Characterization of constitutive exocytosis in the yeast Saccharomyces cerevisiae.

Journal Article (Journal Article)

Constitutive exocytosis was investigated in the yeast Saccharomyces cerevisiae using temperature-sensitive mutant (sec) strains which do not allow vesicle fusion to the plasma membrane at the restrictive temperature. Secretory vesicles were accumulated in the cell at the restrictive temperature and then protein synthesis was blocked with cycloheximide. Upon returning the cells to the permissive temperature the contents of the accumulated vesicles were secreted. This allowed the study of constitutive exocytosis independent of the processes responsible for vesicular biosynthesis.

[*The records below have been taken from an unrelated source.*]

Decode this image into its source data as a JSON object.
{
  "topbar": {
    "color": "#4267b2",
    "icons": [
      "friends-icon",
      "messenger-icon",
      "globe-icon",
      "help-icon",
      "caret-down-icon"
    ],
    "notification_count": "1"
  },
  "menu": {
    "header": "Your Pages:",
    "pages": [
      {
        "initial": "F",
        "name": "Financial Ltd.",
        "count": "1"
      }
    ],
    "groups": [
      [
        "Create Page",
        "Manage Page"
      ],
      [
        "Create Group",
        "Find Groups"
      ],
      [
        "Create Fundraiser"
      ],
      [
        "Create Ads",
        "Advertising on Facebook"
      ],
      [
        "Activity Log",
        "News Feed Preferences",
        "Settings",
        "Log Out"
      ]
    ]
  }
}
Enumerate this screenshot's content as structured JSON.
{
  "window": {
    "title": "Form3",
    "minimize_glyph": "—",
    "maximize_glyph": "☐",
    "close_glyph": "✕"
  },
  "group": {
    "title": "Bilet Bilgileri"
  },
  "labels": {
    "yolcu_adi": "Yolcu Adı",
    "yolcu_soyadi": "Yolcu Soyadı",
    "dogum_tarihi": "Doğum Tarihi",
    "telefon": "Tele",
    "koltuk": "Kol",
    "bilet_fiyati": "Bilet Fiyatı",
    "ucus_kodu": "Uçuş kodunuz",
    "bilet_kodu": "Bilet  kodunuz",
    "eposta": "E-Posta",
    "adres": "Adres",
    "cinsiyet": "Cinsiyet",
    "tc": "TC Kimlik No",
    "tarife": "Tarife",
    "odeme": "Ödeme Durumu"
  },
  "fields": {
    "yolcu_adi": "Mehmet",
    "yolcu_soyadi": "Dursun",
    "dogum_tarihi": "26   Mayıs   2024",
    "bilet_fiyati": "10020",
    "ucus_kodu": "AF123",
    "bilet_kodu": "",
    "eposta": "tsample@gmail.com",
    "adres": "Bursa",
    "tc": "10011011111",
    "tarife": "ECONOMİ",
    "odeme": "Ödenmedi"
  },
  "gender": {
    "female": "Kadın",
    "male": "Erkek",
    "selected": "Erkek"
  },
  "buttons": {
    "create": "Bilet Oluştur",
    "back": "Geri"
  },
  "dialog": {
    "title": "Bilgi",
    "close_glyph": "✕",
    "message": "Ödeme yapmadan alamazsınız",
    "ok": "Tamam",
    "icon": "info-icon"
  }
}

Neither the kinetics nor magnitude of exocytosis were affected by removal of external Ca2+ or perturbations of cytosolic Ca2+. This suggests that in those systems where calcium is required for exocytosis it is a regulatory molecule and not part of the mechanism of membrane fusion. Release occurred over a very broad range of pH and in media with different ionic compositions, suggesting that ionic and potential gradients across the plasma membrane play no role in exocytosis in yeast. High osmolarity inhibited the rate, but not the extent, of release. A novel inhibitory effect of azide was detected which occurred only at low pH. Vanadate also inhibited release in a pH-independent manner. Secretion occurred at the same rate in cells with or without accumulated vesicles. This infers a rate-limiting step following vesicle accumulation, perhaps a limiting number of release sites on the plasma membrane.

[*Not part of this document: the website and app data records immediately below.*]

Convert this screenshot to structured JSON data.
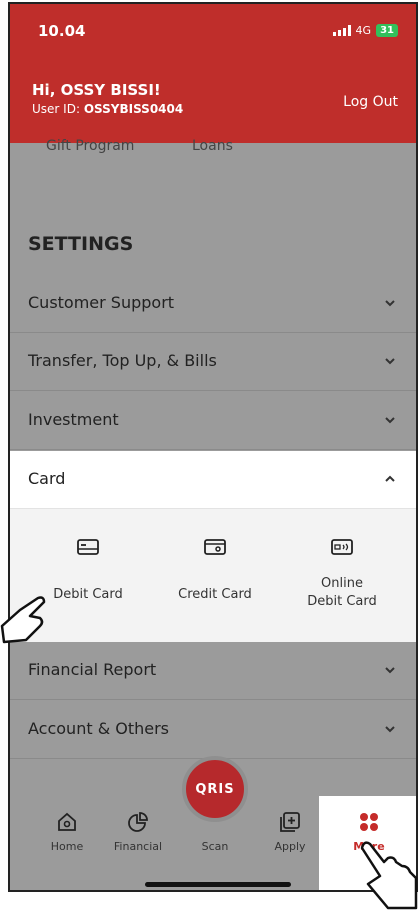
{
  "status": {
    "time": "10.04",
    "network": "4G",
    "battery": "31"
  },
  "header": {
    "greeting": "Hi, OSSY BISSI!",
    "user_id_label": "User ID:",
    "user_id": "OSSYBISS0404",
    "logout": "Log Out"
  },
  "partial": {
    "left": "Gift Program",
    "right": "Loans"
  },
  "settings": {
    "title": "SETTINGS",
    "items": [
      {
        "label": "Customer Support"
      },
      {
        "label": "Transfer, Top Up, & Bills"
      },
      {
        "label": "Investment"
      },
      {
        "label": "Card"
      },
      {
        "label": "Financial Report"
      },
      {
        "label": "Account & Others"
      }
    ]
  },
  "card_options": [
    {
      "label": "Debit Card"
    },
    {
      "label": "Credit Card"
    },
    {
      "label_line1": "Online",
      "label_line2": "Debit Card"
    }
  ],
  "qris": "QRIS",
  "nav": [
    {
      "label": "Home",
      "icon": "home-icon"
    },
    {
      "label": "Financial",
      "icon": "pie-chart-icon"
    },
    {
      "label": "Scan",
      "icon": "qris-icon"
    },
    {
      "label": "Apply",
      "icon": "apply-icon"
    },
    {
      "label": "More",
      "icon": "more-grid-icon"
    }
  ],
  "colors": {
    "brand_red": "#bf2e2b",
    "more_red": "#c52c2a",
    "overlay_gray": "#9b9b9b"
  }
}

Full Text

Duke Authors

Cited Authors

  • Lew, DJ; Simon, SM

Published Date

  • September 1, 1991

Published In

Volume / Issue

  • 123 / 3

Start / End Page

  • 261 - 268

PubMed ID

  • 1744905

International Standard Serial Number (ISSN)

  • 0022-2631

Digital Object Identifier (DOI)

  • 10.1007/BF01870409


  • eng

Conference Location

  • United States